EXERCISE OBJECTIVE
Repeat all the data that appears below, keeping it exact.

Start of Block

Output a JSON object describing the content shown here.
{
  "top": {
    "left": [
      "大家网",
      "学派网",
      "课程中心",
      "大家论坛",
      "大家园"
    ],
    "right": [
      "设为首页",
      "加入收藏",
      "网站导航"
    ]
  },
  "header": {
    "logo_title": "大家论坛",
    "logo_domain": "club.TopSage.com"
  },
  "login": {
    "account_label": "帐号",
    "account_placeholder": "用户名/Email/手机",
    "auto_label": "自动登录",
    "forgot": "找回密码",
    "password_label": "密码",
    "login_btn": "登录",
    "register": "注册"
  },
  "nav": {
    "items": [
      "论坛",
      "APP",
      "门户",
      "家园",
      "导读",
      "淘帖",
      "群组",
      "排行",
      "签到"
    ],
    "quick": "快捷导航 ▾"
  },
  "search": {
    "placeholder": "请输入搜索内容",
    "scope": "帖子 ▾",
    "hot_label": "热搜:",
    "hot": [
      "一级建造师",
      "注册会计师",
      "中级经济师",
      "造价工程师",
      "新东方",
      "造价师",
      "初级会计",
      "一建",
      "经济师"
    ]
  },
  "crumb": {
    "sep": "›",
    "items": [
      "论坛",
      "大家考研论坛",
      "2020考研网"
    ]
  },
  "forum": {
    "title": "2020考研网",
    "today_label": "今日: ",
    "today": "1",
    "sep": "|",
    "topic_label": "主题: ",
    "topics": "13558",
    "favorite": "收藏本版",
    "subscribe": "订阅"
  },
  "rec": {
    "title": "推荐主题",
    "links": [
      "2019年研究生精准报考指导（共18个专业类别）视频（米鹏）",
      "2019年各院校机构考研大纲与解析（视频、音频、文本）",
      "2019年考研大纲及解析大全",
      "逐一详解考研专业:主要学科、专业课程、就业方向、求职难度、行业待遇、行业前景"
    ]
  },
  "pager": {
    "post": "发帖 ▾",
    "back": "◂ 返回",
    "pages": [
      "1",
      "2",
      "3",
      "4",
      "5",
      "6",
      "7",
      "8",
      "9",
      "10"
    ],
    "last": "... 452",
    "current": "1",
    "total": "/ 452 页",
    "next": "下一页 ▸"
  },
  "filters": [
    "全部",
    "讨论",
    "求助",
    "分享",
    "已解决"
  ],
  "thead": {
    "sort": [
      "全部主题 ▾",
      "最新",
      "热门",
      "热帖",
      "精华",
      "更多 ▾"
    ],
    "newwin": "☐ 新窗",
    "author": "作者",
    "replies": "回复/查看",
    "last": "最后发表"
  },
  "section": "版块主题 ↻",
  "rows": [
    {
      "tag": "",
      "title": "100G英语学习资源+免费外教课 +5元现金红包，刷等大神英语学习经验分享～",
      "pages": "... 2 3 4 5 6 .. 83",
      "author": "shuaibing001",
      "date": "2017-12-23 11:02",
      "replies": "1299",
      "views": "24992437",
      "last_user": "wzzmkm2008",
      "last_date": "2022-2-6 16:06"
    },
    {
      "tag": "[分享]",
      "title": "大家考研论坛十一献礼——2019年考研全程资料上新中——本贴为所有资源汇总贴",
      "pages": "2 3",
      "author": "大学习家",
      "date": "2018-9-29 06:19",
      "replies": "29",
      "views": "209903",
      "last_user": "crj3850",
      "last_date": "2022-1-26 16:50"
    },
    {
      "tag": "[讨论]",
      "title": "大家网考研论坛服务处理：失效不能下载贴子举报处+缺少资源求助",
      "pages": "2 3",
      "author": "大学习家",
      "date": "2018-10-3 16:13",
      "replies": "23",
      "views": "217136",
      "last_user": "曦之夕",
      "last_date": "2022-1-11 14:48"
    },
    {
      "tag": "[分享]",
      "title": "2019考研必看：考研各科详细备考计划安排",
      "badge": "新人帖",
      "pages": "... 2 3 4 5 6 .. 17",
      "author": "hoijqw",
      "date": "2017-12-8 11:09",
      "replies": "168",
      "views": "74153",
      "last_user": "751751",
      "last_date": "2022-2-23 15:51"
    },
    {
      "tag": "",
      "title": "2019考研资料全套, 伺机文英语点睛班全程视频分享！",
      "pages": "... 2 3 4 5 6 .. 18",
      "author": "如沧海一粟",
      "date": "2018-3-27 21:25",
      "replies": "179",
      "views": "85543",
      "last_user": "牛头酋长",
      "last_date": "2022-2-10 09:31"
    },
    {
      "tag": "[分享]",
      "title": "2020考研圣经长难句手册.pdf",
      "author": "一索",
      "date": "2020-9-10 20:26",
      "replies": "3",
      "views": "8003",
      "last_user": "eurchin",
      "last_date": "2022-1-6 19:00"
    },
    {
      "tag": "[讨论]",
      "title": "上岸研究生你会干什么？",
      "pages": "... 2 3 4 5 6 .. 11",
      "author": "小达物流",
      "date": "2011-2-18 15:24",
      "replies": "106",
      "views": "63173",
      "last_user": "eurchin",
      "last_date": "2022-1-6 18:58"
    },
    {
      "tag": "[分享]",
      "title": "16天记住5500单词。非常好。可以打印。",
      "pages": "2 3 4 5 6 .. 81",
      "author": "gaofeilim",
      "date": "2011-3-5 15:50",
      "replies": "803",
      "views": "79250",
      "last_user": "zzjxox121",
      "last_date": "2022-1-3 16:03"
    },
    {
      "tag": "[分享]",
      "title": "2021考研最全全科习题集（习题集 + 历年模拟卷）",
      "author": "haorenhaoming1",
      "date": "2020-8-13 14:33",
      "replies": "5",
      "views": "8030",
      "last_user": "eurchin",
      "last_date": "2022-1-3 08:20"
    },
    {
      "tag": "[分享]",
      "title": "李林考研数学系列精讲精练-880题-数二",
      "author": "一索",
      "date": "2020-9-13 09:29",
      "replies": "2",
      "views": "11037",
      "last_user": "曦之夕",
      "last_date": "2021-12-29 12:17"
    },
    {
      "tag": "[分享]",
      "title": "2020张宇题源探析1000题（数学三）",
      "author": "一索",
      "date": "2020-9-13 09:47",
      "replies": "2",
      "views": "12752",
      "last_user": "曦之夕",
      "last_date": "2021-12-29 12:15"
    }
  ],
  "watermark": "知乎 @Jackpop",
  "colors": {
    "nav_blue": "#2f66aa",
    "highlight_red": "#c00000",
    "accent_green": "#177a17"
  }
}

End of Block

SOLUTION TO THIS PROBLEM
Output a JSON object describing the content shown here.
{
  "top": {
    "left": [
      "大家网",
      "学派网",
      "课程中心",
      "大家论坛",
      "大家园"
    ],
    "right": [
      "设为首页",
      "加入收藏",
      "网站导航"
    ]
  },
  "header": {
    "logo_title": "大家论坛",
    "logo_domain": "club.TopSage.com"
  },
  "login": {
    "account_label": "帐号",
    "account_placeholder": "用户名/Email/手机",
    "auto_label": "自动登录",
    "forgot": "找回密码",
    "password_label": "密码",
    "login_btn": "登录",
    "register": "注册"
  },
  "nav": {
    "items": [
      "论坛",
      "APP",
      "门户",
      "家园",
      "导读",
      "淘帖",
      "群组",
      "排行",
      "签到"
    ],
    "quick": "快捷导航 ▾"
  },
  "search": {
    "placeholder": "请输入搜索内容",
    "scope": "帖子 ▾",
    "hot_label": "热搜:",
    "hot": [
      "一级建造师",
      "注册会计师",
      "中级经济师",
      "造价工程师",
      "新东方",
      "造价师",
      "初级会计",
      "一建",
      "经济师"
    ]
  },
  "crumb": {
    "sep": "›",
    "items": [
      "论坛",
      "大家考研论坛",
      "2020考研网"
    ]
  },
  "forum": {
    "title": "2020考研网",
    "today_label": "今日: ",
    "today": "1",
    "sep": "|",
    "topic_label": "主题: ",
    "topics": "13558",
    "favorite": "收藏本版",
    "subscribe": "订阅"
  },
  "rec": {
    "title": "推荐主题",
    "links": [
      "2019年研究生精准报考指导（共18个专业类别）视频（米鹏）",
      "2019年各院校机构考研大纲与解析（视频、音频、文本）",
      "2019年考研大纲及解析大全",
      "逐一详解考研专业:主要学科、专业课程、就业方向、求职难度、行业待遇、行业前景"
    ]
  },
  "pager": {
    "post": "发帖 ▾",
    "back": "◂ 返回",
    "pages": [
      "1",
      "2",
      "3",
      "4",
      "5",
      "6",
      "7",
      "8",
      "9",
      "10"
    ],
    "last": "... 452",
    "current": "1",
    "total": "/ 452 页",
    "next": "下一页 ▸"
  },
  "filters": [
    "全部",
    "讨论",
    "求助",
    "分享",
    "已解决"
  ],
  "thead": {
    "sort": [
      "全部主题 ▾",
      "最新",
      "热门",
      "热帖",
      "精华",
      "更多 ▾"
    ],
    "newwin": "☐ 新窗",
    "author": "作者",
    "replies": "回复/查看",
    "last": "最后发表"
  },
  "section": "版块主题 ↻",
  "rows": [
    {
      "tag": "",
      "title": "100G英语学习资源+免费外教课 +5元现金红包，刷等大神英语学习经验分享～",
      "pages": "... 2 3 4 5 6 .. 83",
      "author": "shuaibing001",
      "date": "2017-12-23 11:02",
      "replies": "1299",
      "views": "24992437",
      "last_user": "wzzmkm2008",
      "last_date": "2022-2-6 16:06"
    },
    {
      "tag": "[分享]",
      "title": "大家考研论坛十一献礼——2019年考研全程资料上新中——本贴为所有资源汇总贴",
      "pages": "2 3",
      "author": "大学习家",
      "date": "2018-9-29 06:19",
      "replies": "29",
      "views": "209903",
      "last_user": "crj3850",
      "last_date": "2022-1-26 16:50"
    },
    {
      "tag": "[讨论]",
      "title": "大家网考研论坛服务处理：失效不能下载贴子举报处+缺少资源求助",
      "pages": "2 3",
      "author": "大学习家",
      "date": "2018-10-3 16:13",
      "replies": "23",
      "views": "217136",
      "last_user": "曦之夕",
      "last_date": "2022-1-11 14:48"
    },
    {
      "tag": "[分享]",
      "title": "2019考研必看：考研各科详细备考计划安排",
      "badge": "新人帖",
      "pages": "... 2 3 4 5 6 .. 17",
      "author": "hoijqw",
      "date": "2017-12-8 11:09",
      "replies": "168",
      "views": "74153",
      "last_user": "751751",
      "last_date": "2022-2-23 15:51"
    },
    {
      "tag": "",
      "title": "2019考研资料全套, 伺机文英语点睛班全程视频分享！",
      "pages": "... 2 3 4 5 6 .. 18",
      "author": "如沧海一粟",
      "date": "2018-3-27 21:25",
      "replies": "179",
      "views": "85543",
      "last_user": "牛头酋长",
      "last_date": "2022-2-10 09:31"
    },
    {
      "tag": "[分享]",
      "title": "2020考研圣经长难句手册.pdf",
      "author": "一索",
      "date": "2020-9-10 20:26",
      "replies": "3",
      "views": "8003",
      "last_user": "eurchin",
      "last_date": "2022-1-6 19:00"
    },
    {
      "tag": "[讨论]",
      "title": "上岸研究生你会干什么？",
      "pages": "... 2 3 4 5 6 .. 11",
      "author": "小达物流",
      "date": "2011-2-18 15:24",
      "replies": "106",
      "views": "63173",
      "last_user": "eurchin",
      "last_date": "2022-1-6 18:58"
    },
    {
      "tag": "[分享]",
      "title": "16天记住5500单词。非常好。可以打印。",
      "pages": "2 3 4 5 6 .. 81",
      "author": "gaofeilim",
      "date": "2011-3-5 15:50",
      "replies": "803",
      "views": "79250",
      "last_user": "zzjxox121",
      "last_date": "2022-1-3 16:03"
    },
    {
      "tag": "[分享]",
      "title": "2021考研最全全科习题集（习题集 + 历年模拟卷）",
      "author": "haorenhaoming1",
      "date": "2020-8-13 14:33",
      "replies": "5",
      "views": "8030",
      "last_user": "eurchin",
      "last_date": "2022-1-3 08:20"
    },
    {
      "tag": "[分享]",
      "title": "李林考研数学系列精讲精练-880题-数二",
      "author": "一索",
      "date": "2020-9-13 09:29",
      "replies": "2",
      "views": "11037",
      "last_user": "曦之夕",
      "last_date": "2021-12-29 12:17"
    },
    {
      "tag": "[分享]",
      "title": "2020张宇题源探析1000题（数学三）",
      "author": "一索",
      "date": "2020-9-13 09:47",
      "replies": "2",
      "views": "12752",
      "last_user": "曦之夕",
      "last_date": "2021-12-29 12:15"
    }
  ],
  "watermark": "知乎 @Jackpop",
  "colors": {
    "nav_blue": "#2f66aa",
    "highlight_red": "#c00000",
    "accent_green": "#177a17"
  }
}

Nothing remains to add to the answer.